If you have ever found yourself in a garden store, staring in confusion at all the bags of soil amendments, then there are some things you must know. Here are a few topsoil myths and misunderstandings that can trip you up.
Myth #1: All Topsoil is Same
Topsoil can vary severely even in the same lawn and from one garden bed to another. All the soil in your garden is made up of clay, silt, and sand in different amounts and substantial decomposed plant matter i.e., organic matter.
The ideal mix of soil offers nutrients and lets adequate air reach the roots and allows better drainage to create a perfect place for plants to thrive. Often topsoil includes weed seeds, so do not be surprised or worried if you need to work on eliminating them for a few years after you start a new bed or plot.
Myth #2: Yard Dirt Can Be Used for a New Garden Bed Instead of Topsoil
This isn’t entirely wrong, but, in most cases, you should not. Soil contains varying amounts of organic matter that helps to provide topsoil with good drainage, loose, and easy to dig quality. Whereas soil lying around the yard does not include sufficient organic matter.
This is why gardeners usually opt for topsoil or use other soil amending products like compost to increase organic matter. Buying topsoil is the easiest and quickest way to ensure great garden soil.
Myth #3: Good Topsoil Requires Annual Tilling
Once you raise a new garden bed or create a garden from scratch using good soil, simply avoid stepping and compacting it. If you make sure this is followed, you will not have to till it each year. To help you achieve this, build a raised garden bed, and avoid stepping over them.

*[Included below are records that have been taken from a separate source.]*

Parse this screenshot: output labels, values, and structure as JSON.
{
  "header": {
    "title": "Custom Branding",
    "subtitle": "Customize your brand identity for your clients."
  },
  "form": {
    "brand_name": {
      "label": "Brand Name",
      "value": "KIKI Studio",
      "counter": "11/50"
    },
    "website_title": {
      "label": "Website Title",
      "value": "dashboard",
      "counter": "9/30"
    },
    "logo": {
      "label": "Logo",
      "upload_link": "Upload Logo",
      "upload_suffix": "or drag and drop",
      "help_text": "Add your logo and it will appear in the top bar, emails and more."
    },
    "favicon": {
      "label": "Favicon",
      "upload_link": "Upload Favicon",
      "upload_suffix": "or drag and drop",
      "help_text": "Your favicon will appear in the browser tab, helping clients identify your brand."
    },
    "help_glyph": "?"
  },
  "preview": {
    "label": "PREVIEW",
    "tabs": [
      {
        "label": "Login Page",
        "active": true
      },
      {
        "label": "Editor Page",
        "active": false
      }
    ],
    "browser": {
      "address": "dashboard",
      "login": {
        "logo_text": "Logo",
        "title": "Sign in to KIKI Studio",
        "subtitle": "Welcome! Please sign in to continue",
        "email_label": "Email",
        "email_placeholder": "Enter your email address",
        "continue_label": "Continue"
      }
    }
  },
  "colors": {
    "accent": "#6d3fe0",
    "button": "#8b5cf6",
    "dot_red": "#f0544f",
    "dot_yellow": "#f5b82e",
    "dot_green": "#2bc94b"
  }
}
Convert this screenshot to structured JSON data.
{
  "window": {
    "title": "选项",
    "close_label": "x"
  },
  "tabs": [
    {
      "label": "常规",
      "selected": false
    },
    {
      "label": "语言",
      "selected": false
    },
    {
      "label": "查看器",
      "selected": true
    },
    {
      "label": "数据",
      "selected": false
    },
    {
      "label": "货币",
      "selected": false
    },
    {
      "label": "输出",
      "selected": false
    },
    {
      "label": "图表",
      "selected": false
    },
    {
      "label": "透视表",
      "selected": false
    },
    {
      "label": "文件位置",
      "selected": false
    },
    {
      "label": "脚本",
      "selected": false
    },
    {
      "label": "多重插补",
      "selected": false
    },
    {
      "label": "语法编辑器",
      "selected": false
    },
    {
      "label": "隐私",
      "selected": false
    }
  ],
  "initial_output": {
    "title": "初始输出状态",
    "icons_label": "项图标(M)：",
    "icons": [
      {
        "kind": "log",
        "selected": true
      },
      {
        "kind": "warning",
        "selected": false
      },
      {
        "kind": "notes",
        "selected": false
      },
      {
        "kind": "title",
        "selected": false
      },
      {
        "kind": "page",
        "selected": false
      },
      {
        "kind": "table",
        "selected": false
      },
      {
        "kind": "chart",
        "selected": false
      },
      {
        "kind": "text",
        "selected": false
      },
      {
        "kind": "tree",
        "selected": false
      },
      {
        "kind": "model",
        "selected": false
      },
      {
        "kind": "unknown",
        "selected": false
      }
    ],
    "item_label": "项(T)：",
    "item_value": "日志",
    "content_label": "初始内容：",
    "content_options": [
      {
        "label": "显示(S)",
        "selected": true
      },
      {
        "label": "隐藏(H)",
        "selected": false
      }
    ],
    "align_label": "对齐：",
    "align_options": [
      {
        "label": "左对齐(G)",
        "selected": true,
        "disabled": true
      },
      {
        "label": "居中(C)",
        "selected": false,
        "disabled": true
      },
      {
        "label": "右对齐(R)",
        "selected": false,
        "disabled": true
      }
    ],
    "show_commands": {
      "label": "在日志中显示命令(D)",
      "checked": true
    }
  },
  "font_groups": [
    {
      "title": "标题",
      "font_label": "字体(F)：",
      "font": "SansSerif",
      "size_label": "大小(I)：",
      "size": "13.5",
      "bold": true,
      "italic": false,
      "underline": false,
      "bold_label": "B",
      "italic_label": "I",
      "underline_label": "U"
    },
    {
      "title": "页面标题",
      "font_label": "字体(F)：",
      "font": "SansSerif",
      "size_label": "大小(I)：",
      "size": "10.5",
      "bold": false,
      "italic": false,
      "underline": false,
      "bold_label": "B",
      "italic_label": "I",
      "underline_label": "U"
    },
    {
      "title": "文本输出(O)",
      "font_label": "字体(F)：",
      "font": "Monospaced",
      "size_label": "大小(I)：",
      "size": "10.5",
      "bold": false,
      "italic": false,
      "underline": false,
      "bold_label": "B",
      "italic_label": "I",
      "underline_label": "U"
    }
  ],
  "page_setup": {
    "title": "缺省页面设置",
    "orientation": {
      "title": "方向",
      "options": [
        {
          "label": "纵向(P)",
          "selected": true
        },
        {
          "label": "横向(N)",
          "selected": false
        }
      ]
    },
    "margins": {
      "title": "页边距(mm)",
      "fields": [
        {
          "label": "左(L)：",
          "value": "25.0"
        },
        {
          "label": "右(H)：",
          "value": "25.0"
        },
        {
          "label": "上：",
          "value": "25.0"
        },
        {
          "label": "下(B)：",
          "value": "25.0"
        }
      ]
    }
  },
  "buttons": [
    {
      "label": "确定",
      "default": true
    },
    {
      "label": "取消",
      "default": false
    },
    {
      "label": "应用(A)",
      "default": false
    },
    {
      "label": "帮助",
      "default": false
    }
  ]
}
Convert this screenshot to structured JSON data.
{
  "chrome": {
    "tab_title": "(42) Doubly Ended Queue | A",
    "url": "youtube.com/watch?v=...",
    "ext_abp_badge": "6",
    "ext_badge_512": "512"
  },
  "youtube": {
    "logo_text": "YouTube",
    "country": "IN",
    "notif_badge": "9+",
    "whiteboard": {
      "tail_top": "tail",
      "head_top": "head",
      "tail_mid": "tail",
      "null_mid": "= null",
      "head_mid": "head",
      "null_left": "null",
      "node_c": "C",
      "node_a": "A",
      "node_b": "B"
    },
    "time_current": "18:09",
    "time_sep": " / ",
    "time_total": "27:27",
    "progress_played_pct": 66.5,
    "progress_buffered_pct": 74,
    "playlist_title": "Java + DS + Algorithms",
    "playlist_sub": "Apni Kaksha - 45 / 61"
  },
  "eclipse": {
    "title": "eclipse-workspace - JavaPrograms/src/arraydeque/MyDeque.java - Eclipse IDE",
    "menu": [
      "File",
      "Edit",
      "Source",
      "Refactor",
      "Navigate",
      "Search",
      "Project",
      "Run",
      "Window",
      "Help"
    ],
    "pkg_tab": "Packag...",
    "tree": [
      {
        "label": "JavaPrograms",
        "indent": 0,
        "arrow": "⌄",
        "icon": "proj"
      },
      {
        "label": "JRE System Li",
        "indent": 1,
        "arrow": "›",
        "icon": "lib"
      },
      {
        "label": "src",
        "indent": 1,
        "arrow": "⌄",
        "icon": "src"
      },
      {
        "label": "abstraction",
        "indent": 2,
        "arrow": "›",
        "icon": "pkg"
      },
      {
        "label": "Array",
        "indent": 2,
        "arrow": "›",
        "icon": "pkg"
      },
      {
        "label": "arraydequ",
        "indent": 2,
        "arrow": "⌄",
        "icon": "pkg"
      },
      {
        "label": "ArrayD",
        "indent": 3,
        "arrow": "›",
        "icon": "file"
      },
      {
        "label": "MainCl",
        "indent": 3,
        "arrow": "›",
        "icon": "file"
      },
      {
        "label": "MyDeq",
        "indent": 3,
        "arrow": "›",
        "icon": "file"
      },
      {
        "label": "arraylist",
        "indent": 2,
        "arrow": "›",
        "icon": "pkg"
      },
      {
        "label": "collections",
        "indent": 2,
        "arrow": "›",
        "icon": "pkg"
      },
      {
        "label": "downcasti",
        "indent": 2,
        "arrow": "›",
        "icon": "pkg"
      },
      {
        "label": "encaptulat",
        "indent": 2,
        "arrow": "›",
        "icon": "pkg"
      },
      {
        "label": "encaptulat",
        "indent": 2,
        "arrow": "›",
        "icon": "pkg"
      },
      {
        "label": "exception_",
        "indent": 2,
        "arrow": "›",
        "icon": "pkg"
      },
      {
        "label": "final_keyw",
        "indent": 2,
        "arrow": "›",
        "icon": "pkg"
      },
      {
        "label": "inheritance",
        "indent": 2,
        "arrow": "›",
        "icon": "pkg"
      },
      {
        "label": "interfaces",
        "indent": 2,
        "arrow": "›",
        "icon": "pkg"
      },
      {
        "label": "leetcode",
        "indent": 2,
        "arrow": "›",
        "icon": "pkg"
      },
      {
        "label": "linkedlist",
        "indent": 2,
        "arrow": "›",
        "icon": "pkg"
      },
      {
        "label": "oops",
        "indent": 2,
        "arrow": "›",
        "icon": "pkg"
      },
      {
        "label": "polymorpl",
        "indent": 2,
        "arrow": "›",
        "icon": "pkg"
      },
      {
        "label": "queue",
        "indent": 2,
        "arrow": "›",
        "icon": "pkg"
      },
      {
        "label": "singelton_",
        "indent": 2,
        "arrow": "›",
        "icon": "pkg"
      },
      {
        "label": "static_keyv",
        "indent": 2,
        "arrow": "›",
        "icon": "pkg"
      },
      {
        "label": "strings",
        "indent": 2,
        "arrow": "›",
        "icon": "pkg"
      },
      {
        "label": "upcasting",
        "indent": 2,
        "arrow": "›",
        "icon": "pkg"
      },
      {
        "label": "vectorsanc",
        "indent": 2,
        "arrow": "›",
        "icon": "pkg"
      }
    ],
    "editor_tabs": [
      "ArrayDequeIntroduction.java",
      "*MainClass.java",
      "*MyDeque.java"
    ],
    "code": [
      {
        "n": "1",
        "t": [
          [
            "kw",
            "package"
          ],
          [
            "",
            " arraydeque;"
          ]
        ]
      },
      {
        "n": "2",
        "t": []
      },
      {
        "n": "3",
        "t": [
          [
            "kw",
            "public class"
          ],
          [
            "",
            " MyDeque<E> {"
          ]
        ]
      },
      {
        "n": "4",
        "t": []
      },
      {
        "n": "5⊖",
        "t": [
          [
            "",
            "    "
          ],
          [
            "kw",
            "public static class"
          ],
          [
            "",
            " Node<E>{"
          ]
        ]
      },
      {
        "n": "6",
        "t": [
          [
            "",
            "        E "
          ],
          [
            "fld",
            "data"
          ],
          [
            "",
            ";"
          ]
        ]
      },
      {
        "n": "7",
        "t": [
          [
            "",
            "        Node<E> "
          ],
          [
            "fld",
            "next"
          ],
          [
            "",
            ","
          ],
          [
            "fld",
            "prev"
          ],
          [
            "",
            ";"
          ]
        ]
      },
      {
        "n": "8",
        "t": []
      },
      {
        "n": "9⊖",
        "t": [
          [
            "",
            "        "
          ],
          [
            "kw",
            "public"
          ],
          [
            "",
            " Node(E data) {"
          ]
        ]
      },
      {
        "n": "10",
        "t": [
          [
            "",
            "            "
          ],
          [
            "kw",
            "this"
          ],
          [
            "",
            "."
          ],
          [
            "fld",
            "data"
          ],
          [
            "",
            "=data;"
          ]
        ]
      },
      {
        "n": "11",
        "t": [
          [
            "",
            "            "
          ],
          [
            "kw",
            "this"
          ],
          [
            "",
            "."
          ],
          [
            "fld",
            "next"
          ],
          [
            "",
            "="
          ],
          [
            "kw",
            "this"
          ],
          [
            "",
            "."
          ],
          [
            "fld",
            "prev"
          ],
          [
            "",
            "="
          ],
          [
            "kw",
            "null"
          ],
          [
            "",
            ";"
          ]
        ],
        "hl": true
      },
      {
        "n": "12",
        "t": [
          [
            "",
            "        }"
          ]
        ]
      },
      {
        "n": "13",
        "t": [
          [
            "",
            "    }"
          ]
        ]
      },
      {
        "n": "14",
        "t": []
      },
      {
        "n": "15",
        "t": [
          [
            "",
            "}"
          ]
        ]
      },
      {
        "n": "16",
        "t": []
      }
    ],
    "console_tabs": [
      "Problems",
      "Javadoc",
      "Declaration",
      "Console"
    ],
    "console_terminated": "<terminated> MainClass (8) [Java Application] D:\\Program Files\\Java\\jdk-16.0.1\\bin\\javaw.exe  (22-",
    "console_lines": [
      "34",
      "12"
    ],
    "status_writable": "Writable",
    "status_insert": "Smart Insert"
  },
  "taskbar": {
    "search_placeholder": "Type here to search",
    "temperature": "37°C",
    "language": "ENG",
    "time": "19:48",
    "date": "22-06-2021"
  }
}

Moreover, if your garden isn’t elevated, build permanent pathways to ensure no one compacts that soil you have worked so hard on.
You may like following gardening tutorials:
- How to Add Calcium to Soil: How Do I Add Calcium to my Garden?
- How to Improve Soil for Gardening
- What Is Clay Soil and How to Improve It
- How to hydroponics – a how to guide to soil free gardening
- Top 8 Best Soil for Tomatoes
- How to Keep Your Garden Clean (14 Ways)
Choosing the right topsoil for your garden can play a huge role in your plants’ growth and development. Therefore, make sure you study your garden soil and determine what it requires to help the garden thrive and flourish. We hope this article helps you understand what is topsoil for gardening and its role in achieving a blooming, lush green garden is. To learn more about gardening, head to the blog section on our website.
I am Elsa, love gardening. I spent lots of time with plants, flowers, it gives me lots of happiness.
I am sharing all the practical tips on how to grow various plants, flower plants, vegetables in the garden. Read more about me.